To most students, summer means relaxation; books and papers become a bad dream, the sun comes out from behind its customary curtain of clouds, and days are filled with sunshine and maybe even a trashy novel.
But to the sixteen UFV students currently enrolled in VA 390, summer also means giving back to the community. With the instruction and supervision of UFV Visual Arts professor Chris Friesen, they’re transforming the blank wall of West Heights Elementary in Mission into an immense and brightly-hued mural.
“Students taking summer classes are a special breed,” Friesen says, smiling as he watches a student outline a butterfly on the gym wall of West Heights Elementary. “Most students value their summer.”
The title of the course is Community Art Practice, and Friesen says the experience is like no other art course offered at UFV. This is the sixth time that Friesen has taught this course, and the fourth time the course involved working with an elementary school.
“When you do art for a classroom, it’s generally an assignment that you hand in, and the class gets to see, and the professor gets to see,” Friesen explains. “But here their art becomes a living piece of work; it has an audience. It’s an extremely rewarding, validating experience — something that goes beyond the pedagogical practice of learning and execution.”
The project also involves a lot of planning on the part of the students — after all, Friesen says, once the mural is finished it will be a part of the school for years or maybe decades to come. It’s a hugely collaborative process, starting with the students meeting with a school committee to discuss ideas.
“The students split into four groups and each design a potential image, and the final mural is chosen by the school,” Friesen says. “No matter whose design gets selected, the whole class rallies around that one idea, and together we realize that vision.”

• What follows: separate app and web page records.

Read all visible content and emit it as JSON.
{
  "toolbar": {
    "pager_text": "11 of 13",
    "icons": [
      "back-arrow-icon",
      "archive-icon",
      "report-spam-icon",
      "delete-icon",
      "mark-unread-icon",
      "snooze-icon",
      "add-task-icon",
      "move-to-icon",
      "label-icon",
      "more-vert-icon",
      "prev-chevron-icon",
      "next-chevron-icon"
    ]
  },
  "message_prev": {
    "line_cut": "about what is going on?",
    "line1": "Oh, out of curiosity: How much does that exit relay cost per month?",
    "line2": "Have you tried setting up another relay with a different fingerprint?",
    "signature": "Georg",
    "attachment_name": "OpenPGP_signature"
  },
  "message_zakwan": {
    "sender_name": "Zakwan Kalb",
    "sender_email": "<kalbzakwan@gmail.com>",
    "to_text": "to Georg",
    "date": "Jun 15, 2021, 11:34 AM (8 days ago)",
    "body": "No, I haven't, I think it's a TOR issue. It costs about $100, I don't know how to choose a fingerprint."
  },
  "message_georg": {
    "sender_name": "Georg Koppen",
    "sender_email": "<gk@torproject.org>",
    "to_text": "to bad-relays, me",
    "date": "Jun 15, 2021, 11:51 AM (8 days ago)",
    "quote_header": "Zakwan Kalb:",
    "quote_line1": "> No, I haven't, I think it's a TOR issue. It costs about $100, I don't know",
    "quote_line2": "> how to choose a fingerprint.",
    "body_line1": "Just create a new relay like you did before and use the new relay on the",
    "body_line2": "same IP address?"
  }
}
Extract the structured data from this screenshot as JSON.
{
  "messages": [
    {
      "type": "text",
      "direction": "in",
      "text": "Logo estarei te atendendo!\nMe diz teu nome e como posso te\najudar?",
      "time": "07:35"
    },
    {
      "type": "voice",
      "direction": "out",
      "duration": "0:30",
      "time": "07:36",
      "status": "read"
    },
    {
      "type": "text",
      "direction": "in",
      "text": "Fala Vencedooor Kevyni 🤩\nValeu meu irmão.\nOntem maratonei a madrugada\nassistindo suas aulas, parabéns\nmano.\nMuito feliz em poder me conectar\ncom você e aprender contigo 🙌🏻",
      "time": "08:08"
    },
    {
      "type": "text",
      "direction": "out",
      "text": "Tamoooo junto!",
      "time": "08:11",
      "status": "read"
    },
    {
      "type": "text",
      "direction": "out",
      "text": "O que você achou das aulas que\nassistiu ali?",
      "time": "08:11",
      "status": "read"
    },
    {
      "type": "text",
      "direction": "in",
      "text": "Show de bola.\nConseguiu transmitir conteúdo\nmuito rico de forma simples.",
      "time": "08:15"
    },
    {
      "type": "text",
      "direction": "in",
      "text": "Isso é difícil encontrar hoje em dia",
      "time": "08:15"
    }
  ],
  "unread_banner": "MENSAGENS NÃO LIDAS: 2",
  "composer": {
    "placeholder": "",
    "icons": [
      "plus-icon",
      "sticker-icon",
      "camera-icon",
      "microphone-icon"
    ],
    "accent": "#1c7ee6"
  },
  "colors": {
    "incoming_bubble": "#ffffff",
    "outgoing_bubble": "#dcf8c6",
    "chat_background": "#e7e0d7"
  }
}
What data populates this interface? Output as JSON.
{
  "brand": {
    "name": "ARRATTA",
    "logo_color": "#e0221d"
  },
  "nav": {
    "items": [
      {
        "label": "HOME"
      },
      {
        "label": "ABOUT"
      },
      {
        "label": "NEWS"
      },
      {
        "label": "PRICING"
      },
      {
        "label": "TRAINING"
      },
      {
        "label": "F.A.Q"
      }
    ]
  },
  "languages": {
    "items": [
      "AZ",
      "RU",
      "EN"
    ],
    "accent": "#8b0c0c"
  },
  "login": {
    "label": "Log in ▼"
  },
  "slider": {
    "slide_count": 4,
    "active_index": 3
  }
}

The final design chosen by the school depicts an open book against a nature background, and students are carefully adding final details to butterflies, children within the mural, and blades of grass. Along with emphasizing literacy and imagination, the students hoped to reflect the multicultural aspect of Mission in the mural.
“It incorporates different cultures – there’s a Hindi design here, and then the cherry blossoms for Japanese culture on that side, and native art above with the thunderbird and the butterflies,” points out Tara Van Haaster, one of the students working on the mural. “I love the multicultural elements of the image, and I think that was important to include.”
As well as the main image on the wall of the gym, the class chose to extend the themes of the mural into the rest of the school; students have painted large butterflies on two other walls of the gym, and the students have continued that image into the hallway leading to the gym. The native art style of the design ties into the butterfly image of the main mural, Friesen says, and is a way of bringing the mural into the whole school.
“You can see where the butterflies start in pages of the book of the main mural, and then continue on to the other walls of the gym,” Friesen explains. “It’s kind of a metaphor of growth and transformation that continues on into the rest of the school.”
The mural is due to be finished sometime in August, and Friesen says that it’s been an ultimately rewarding experience — for the students of the class, the students of the elementary school, and the community itself.
“It’s a way to give a gift to the community and to the students at this school,” Friesen says, watching one of his students shade in the edges of a butterfly. “Telling history is important, and that’s part of what art can do. But it can also give a vision for the future.”
More photos of the project in progress can be seen here: http://goo.gl/EXQuI